Interestingly, Parag Tope, the scholar behind this monumental effort at writing revisionary history, shows how the Marathas and the Mughals joined hands to begin the process of independence that would finally culminate in the end of colonialism in India. This Hindu-Muslim collaboration deeply disturbed the English rulers who then tried to put a wedge between the two.
The Indic way of life had to be preserved and this formed the impetus behind the war. It goes without saying that very intelligent military planning lay behind (fashioned/energized) this endeavour in which the forces of patriotism and sentiments of motherland became the emotional driving force behind the campaign. Added to this was the significance of troop movements and management of finance that became vital for any hope of success.

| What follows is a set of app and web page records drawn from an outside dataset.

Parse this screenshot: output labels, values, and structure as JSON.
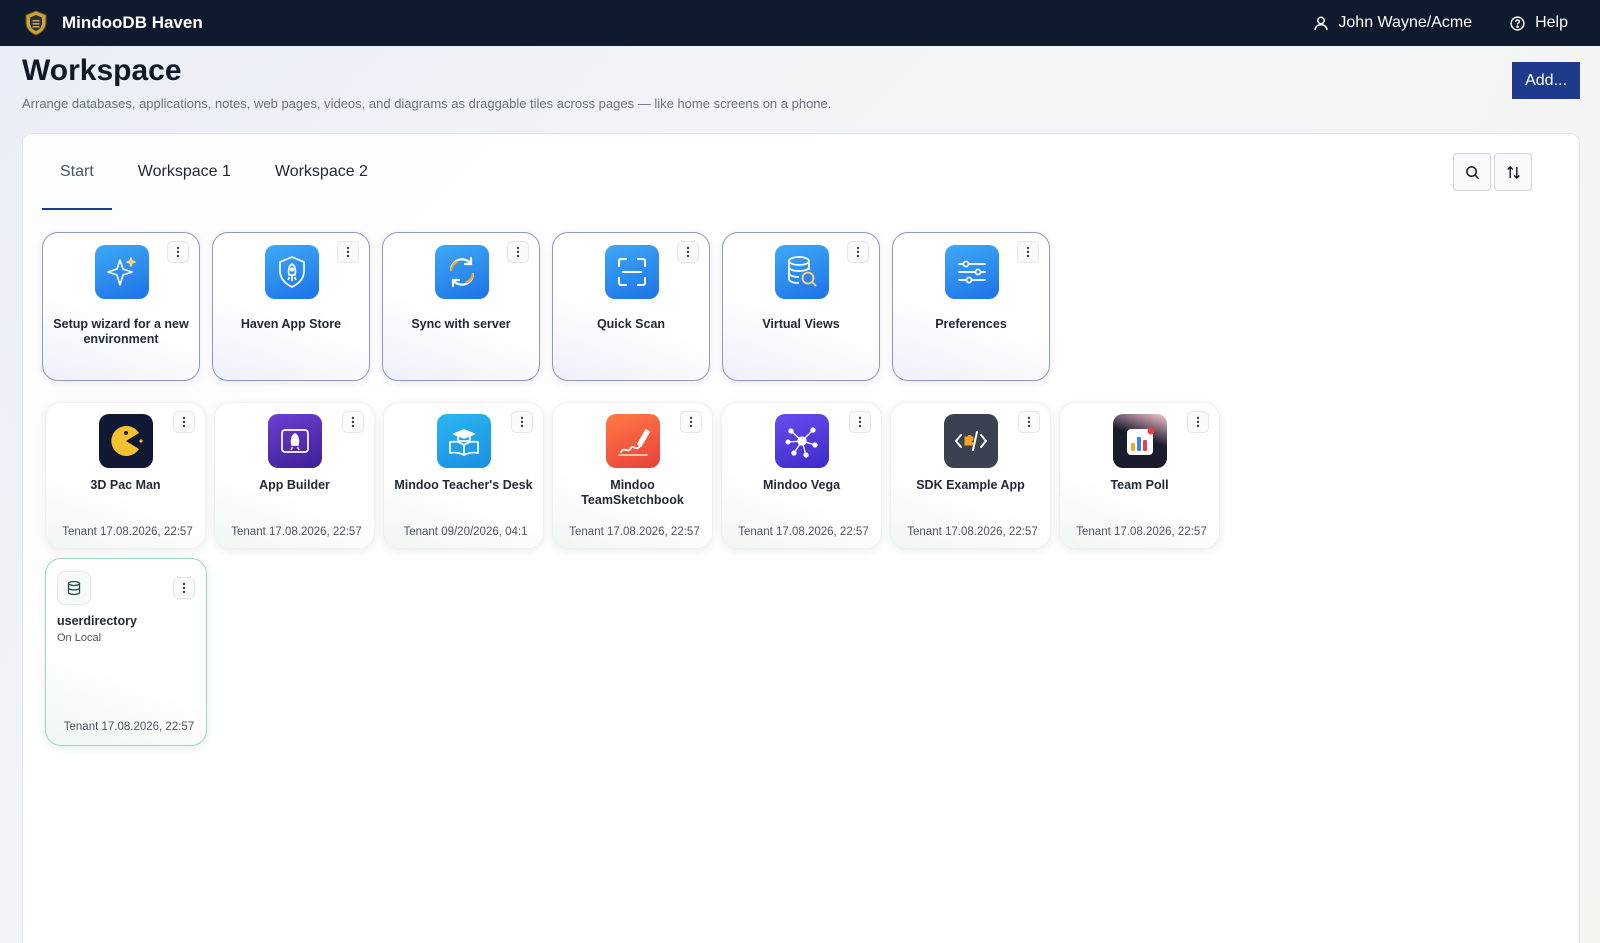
{
  "app": {
    "brand": "MindooDB Haven",
    "user": "John Wayne/Acme",
    "help": "Help"
  },
  "header": {
    "title": "Workspace",
    "subtitle": "Arrange databases, applications, notes, web pages, videos, and diagrams as draggable tiles across pages — like home screens on a phone.",
    "add_label": "Add..."
  },
  "tabs": [
    {
      "label": "Start",
      "active": true
    },
    {
      "label": "Workspace 1",
      "active": false
    },
    {
      "label": "Workspace 2",
      "active": false
    }
  ],
  "tools": {
    "search_icon": "search-icon",
    "sort_icon": "sort-icon"
  },
  "system_tiles": [
    {
      "label": "Setup wizard for a new environment",
      "icon": "sparkle-icon"
    },
    {
      "label": "Haven App Store",
      "icon": "shield-rocket-icon"
    },
    {
      "label": "Sync with server",
      "icon": "sync-icon"
    },
    {
      "label": "Quick Scan",
      "icon": "scan-icon"
    },
    {
      "label": "Virtual Views",
      "icon": "database-search-icon"
    },
    {
      "label": "Preferences",
      "icon": "sliders-icon"
    }
  ],
  "app_tiles": [
    {
      "label": "3D Pac Man",
      "meta": "Tenant 17.08.2026, 22:57",
      "icon": "pacman-icon"
    },
    {
      "label": "App Builder",
      "meta": "Tenant 17.08.2026, 22:57",
      "icon": "app-builder-icon"
    },
    {
      "label": "Mindoo Teacher's Desk",
      "meta": "Tenant 09/20/2026, 04:1",
      "icon": "teacher-book-icon"
    },
    {
      "label": "Mindoo TeamSketchbook",
      "meta": "Tenant 17.08.2026, 22:57",
      "icon": "sketchbook-icon"
    },
    {
      "label": "Mindoo Vega",
      "meta": "Tenant 17.08.2026, 22:57",
      "icon": "network-icon"
    },
    {
      "label": "SDK Example App",
      "meta": "Tenant 17.08.2026, 22:57",
      "icon": "code-puzzle-icon"
    },
    {
      "label": "Team Poll",
      "meta": "Tenant 17.08.2026, 22:57",
      "icon": "poll-chart-icon"
    }
  ],
  "db_tiles": [
    {
      "title": "userdirectory",
      "location": "On Local",
      "meta": "Tenant 17.08.2026, 22:57",
      "icon": "database-icon"
    }
  ],
  "colors": {
    "topbar": "#0f1a2e",
    "accent": "#1e3a8a",
    "system_tile_border": "#8f98c0",
    "db_tile_border": "#9fd6bd"
  }
}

The book, for the first time, brings out the translations of letters written by Tatya Tope that amply indicate the efforts of Tatya and Nana Sahib in setting up a parallel government, a tangible oppositional stance that would go a long way in asserting the drive for independence. Corroborated with maps and diagrams, this book gives concrete proof of the many wars won against the British, which have been erroneously misrepresented by English historians. Innumerable campaigns led by Tatya Tope finally forced the English to realise that certain concession had to be given, a move that would finally bring the freedom struggle closer to its dreams.
The recognition is not given only to the soldiers; the involvement of the civilians is also substantially represented here. This is a book that goes a long way in deconstructing western histories and demonstrating how a family of descendents can come together to set right the record of one of Indian history's most important events. Though the book is written by the decedents of Tatya Tope, it goes beyond mere prejudice or exaltation of their valiant ancestor. Indeed, it gives ample credit to the contribution made by both the soldiers and the civilians who unreservedly fought and opposed British administration in India.
Tatya Tope's Operation Red Lotus; Parag Tope, Rupa, Rs. 595